Dr Greg Walker, chief executive of MillionPlus, the Association for Modern Universities, welcomed the new strategy but warned that the goal for international student recruitment would be hindered unless there were “major changes” to the international visa application process and the “arbitrary way in which compliance is assessed”.

The government’s 2018 immigration white paper sets out a number of proposals that would bring positive changes, including increasing the post-study leave period to six months for all masters students and undergraduate students, and to 12 months for all doctoral students. During the post-study leave period students will have unrestricted access to work.

The plan is also to make it easier for international higher education students to move into skilled work in the UK by allowing them to apply for a skilled work visa three months before their course ends or to switch into skilled work from their home country for two years after graduation.

Distant targets

Nick Hillman, director of the Higher Education Policy Institute and former special adviser to the universities minister, said the targets are so far in the distance that current ministers would not be held accountable for meeting them.

He added that the “silliest target of all”, the government’s separate commitment to reduce net immigration, of which students are a major part, to tens of thousands, has yet to be fully rescinded. Therefore, while the report is jointly owned by the education and international trade departments, it couldn’t succeed without the full endorsement of the Home Office, which is responsible for immigration.

Hillman also pointed out that the 4% average annual growth target is much lower than elsewhere, with Australia enjoying an annual growth rate of more than 17%.

He pointed out that the UK had previously, in 2015, set out a target of reaching £30 billion in education exports by 2020 but is expected to fall far short, reaching £23 billion.

He also warned that the UK can only hit the new 2030 target “if we perform much better in the future than in every recent year”.

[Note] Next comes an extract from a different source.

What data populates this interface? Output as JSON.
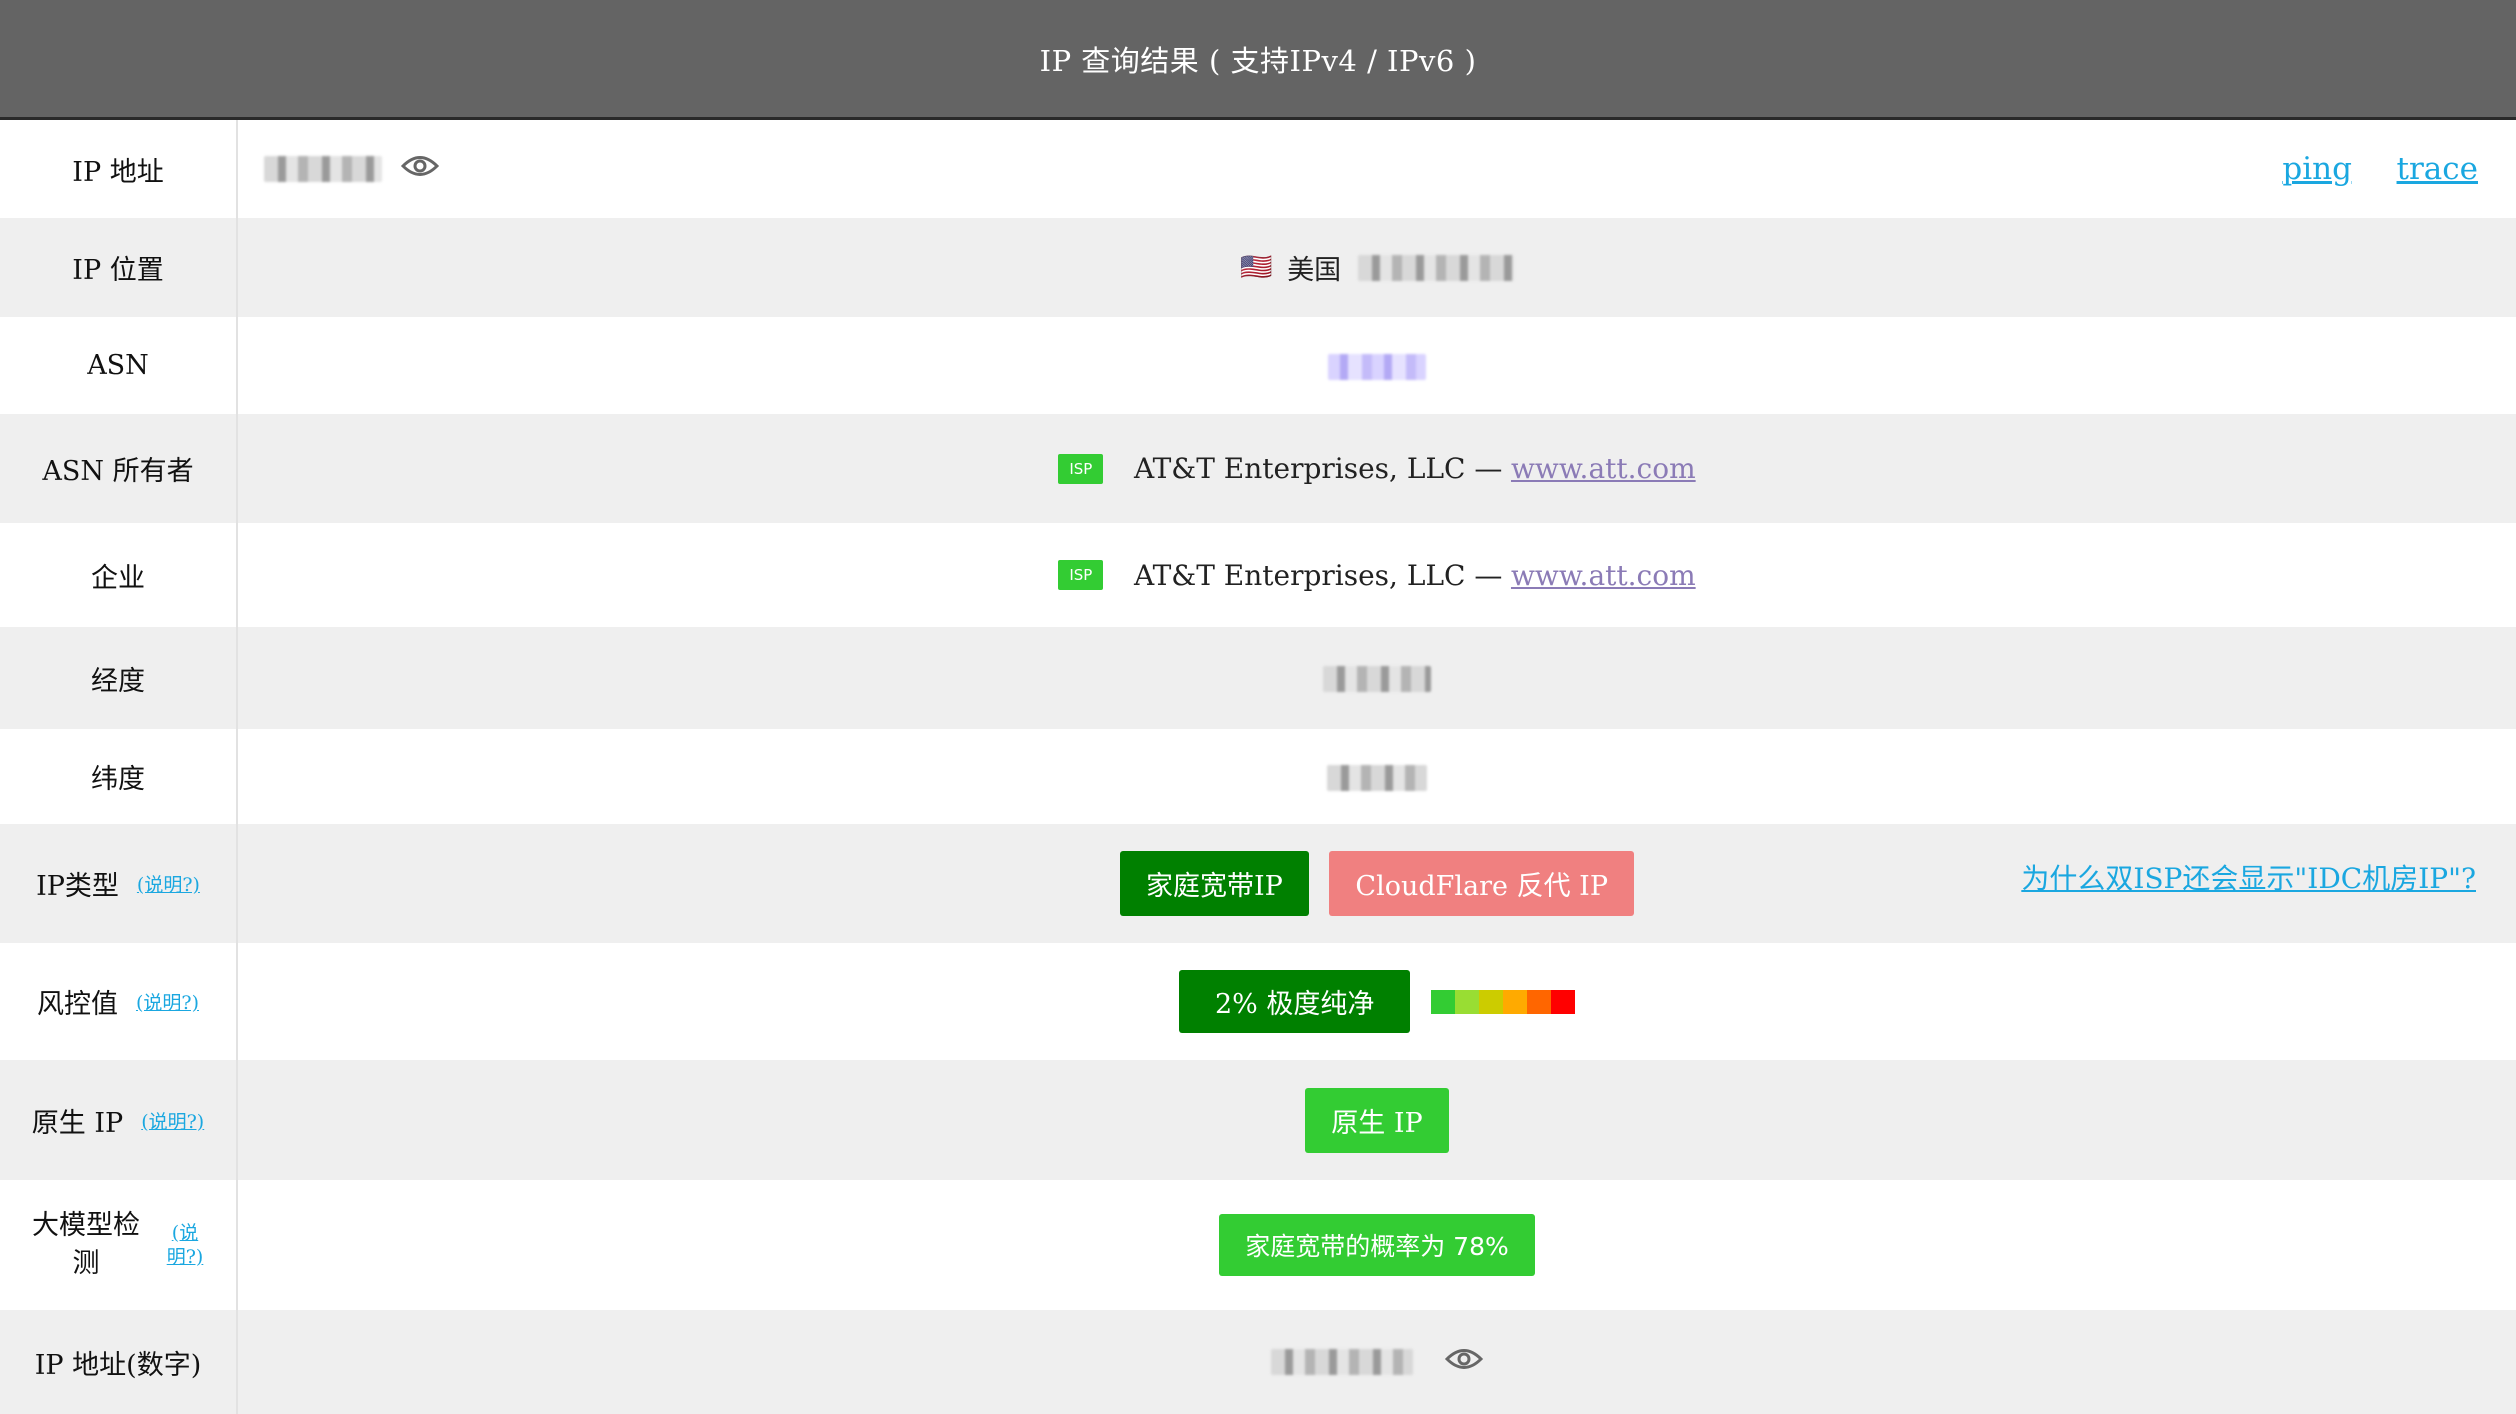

He said even if Brexit didn’t threaten current success, the paper “doesn’t include policies of the scale needed to guarantee success”.